WHAT IS NEEDED -> Find the string "label" in the data, then copy every line where it is found.

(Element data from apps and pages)

□ □ □ □ □

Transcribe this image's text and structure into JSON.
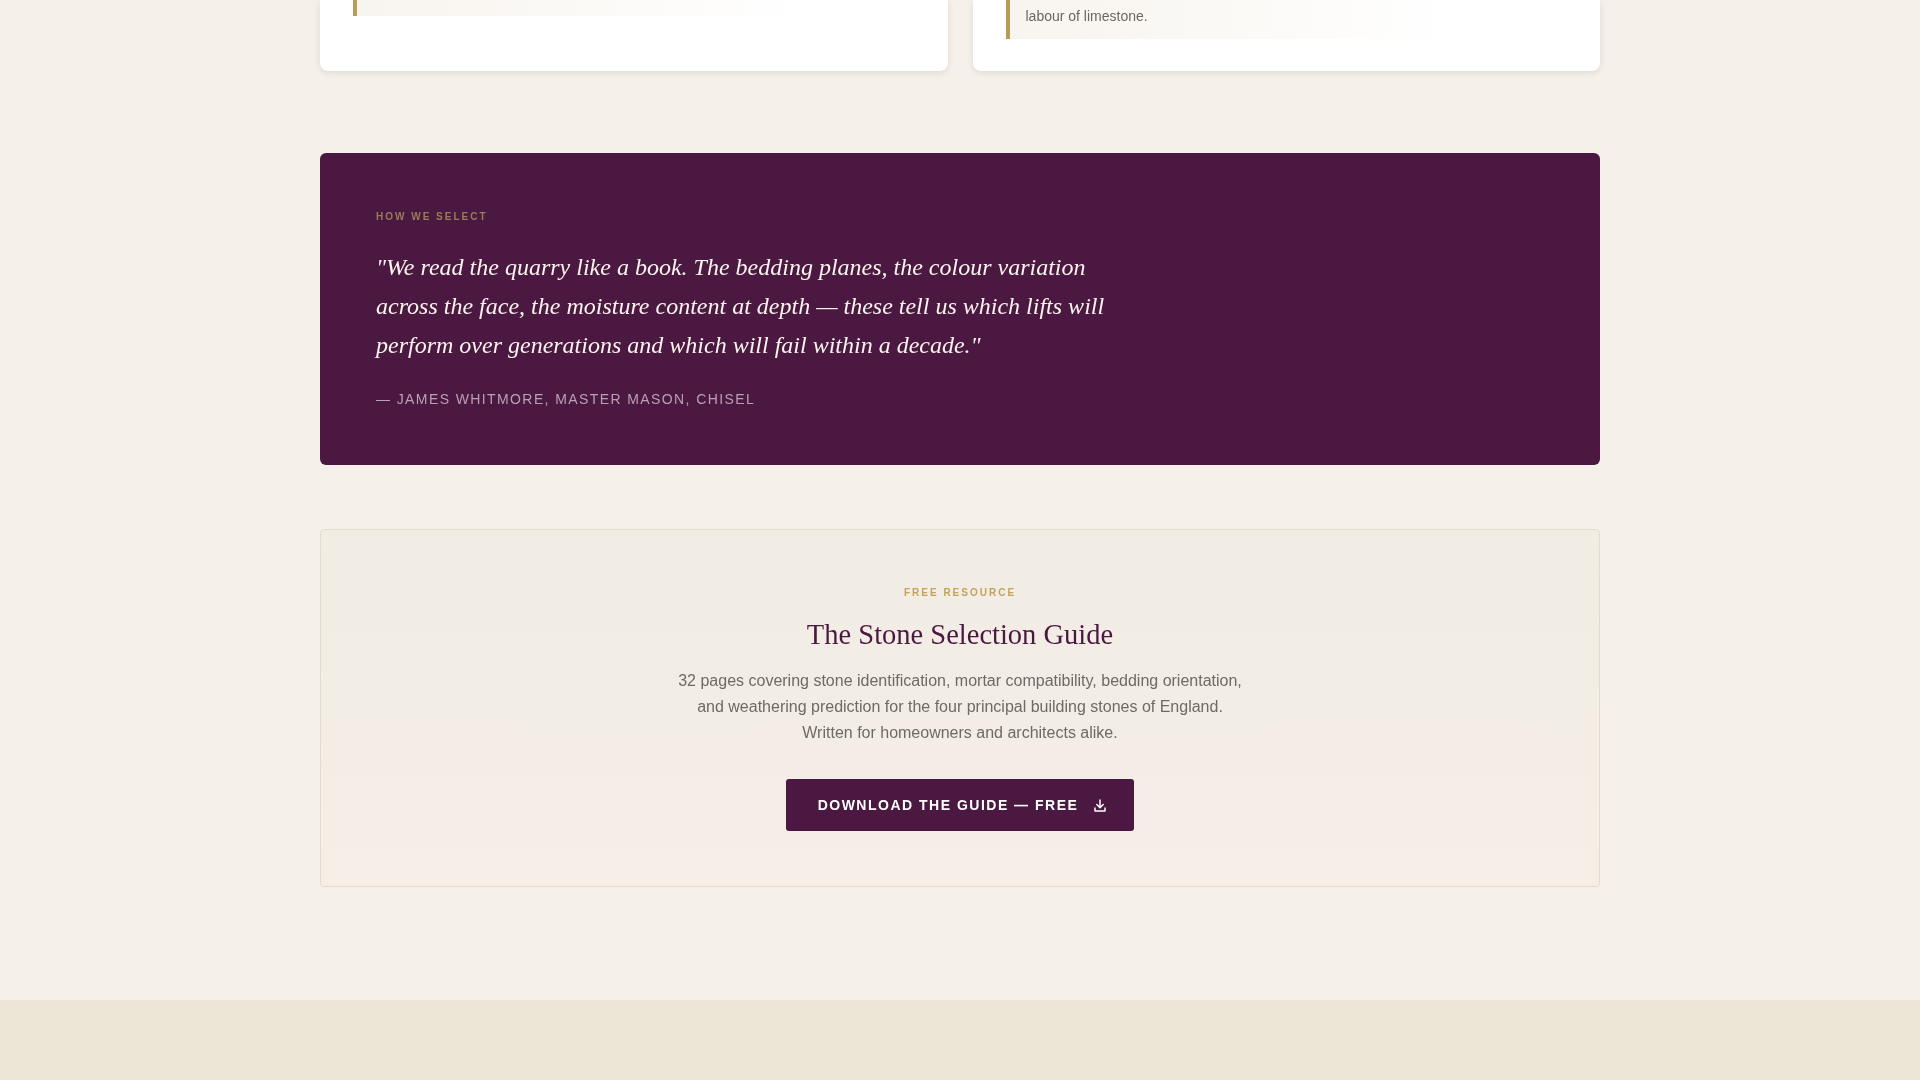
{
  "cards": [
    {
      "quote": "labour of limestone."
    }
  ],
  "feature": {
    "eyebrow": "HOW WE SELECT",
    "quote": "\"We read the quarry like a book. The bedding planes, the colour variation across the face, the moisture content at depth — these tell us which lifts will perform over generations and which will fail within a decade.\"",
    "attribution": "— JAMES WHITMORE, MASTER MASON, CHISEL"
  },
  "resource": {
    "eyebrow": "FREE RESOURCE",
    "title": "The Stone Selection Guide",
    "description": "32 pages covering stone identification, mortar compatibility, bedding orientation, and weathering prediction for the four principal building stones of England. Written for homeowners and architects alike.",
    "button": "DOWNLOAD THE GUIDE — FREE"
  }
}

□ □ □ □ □

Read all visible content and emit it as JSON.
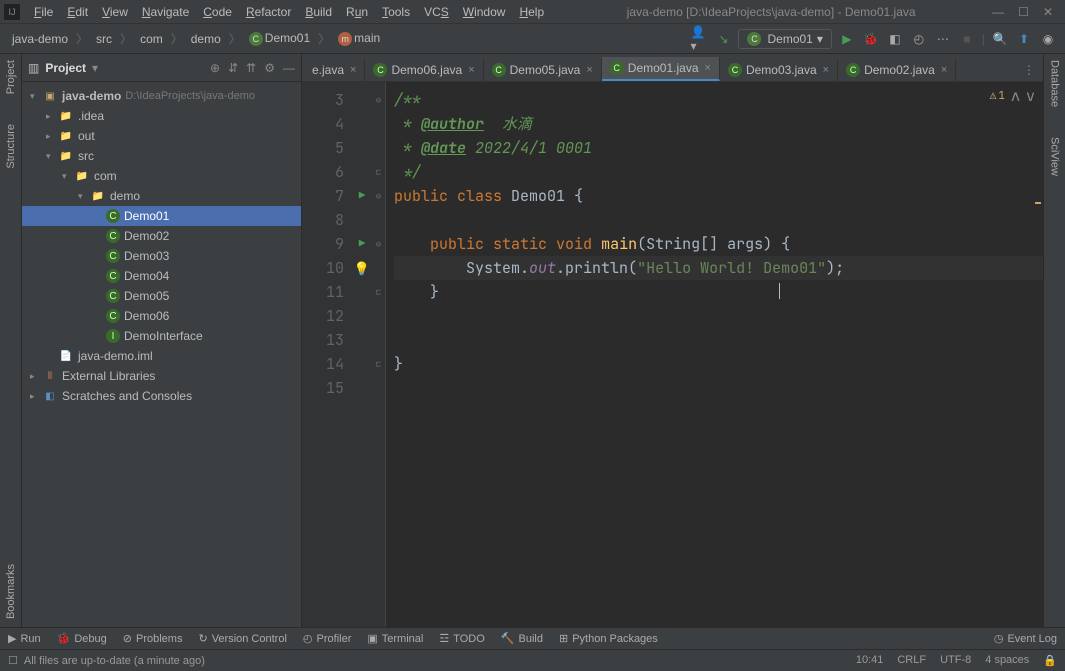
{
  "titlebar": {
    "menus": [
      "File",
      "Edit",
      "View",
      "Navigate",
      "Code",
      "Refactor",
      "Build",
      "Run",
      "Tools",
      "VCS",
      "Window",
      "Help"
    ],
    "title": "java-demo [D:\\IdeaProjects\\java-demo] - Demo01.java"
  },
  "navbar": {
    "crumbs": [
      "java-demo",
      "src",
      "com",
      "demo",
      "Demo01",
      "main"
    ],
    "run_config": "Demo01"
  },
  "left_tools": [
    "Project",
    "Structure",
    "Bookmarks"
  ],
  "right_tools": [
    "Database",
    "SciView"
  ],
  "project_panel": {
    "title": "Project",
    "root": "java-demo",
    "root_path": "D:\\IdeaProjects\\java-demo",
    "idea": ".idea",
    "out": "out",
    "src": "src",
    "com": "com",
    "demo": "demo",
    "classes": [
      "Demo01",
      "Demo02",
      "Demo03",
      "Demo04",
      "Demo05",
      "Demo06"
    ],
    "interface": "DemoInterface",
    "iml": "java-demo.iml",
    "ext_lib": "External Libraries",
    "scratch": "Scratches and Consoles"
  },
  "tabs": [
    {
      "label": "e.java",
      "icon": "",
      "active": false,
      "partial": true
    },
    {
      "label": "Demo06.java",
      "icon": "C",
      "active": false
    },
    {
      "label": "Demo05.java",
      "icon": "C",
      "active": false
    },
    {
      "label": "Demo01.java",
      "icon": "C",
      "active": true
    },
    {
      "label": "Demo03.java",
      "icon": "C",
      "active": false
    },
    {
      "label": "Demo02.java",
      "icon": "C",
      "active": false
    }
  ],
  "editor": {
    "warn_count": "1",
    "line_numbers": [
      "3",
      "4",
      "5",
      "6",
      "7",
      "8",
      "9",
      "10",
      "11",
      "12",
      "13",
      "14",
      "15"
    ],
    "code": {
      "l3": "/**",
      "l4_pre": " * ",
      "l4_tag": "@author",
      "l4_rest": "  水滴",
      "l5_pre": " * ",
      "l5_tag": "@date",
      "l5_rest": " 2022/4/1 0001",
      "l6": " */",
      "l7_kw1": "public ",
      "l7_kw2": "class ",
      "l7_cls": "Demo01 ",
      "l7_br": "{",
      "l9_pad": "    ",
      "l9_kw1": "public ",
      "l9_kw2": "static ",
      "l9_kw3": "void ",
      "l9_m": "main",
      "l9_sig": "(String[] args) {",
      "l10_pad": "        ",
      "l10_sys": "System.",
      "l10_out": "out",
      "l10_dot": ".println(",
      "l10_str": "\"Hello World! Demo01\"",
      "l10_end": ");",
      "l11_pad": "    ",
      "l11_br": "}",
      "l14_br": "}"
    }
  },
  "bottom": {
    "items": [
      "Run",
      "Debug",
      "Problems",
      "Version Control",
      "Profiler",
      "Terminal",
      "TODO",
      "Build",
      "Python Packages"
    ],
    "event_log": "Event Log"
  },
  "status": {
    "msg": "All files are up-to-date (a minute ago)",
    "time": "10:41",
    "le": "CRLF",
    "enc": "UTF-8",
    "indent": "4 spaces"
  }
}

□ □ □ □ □

OUTPUT ->
      "label": "e.java",
      "label": "Demo06.java",
      "label": "Demo05.java",
      "label": "Demo01.java",
      "label": "Demo03.java",
      "label": "Demo02.java",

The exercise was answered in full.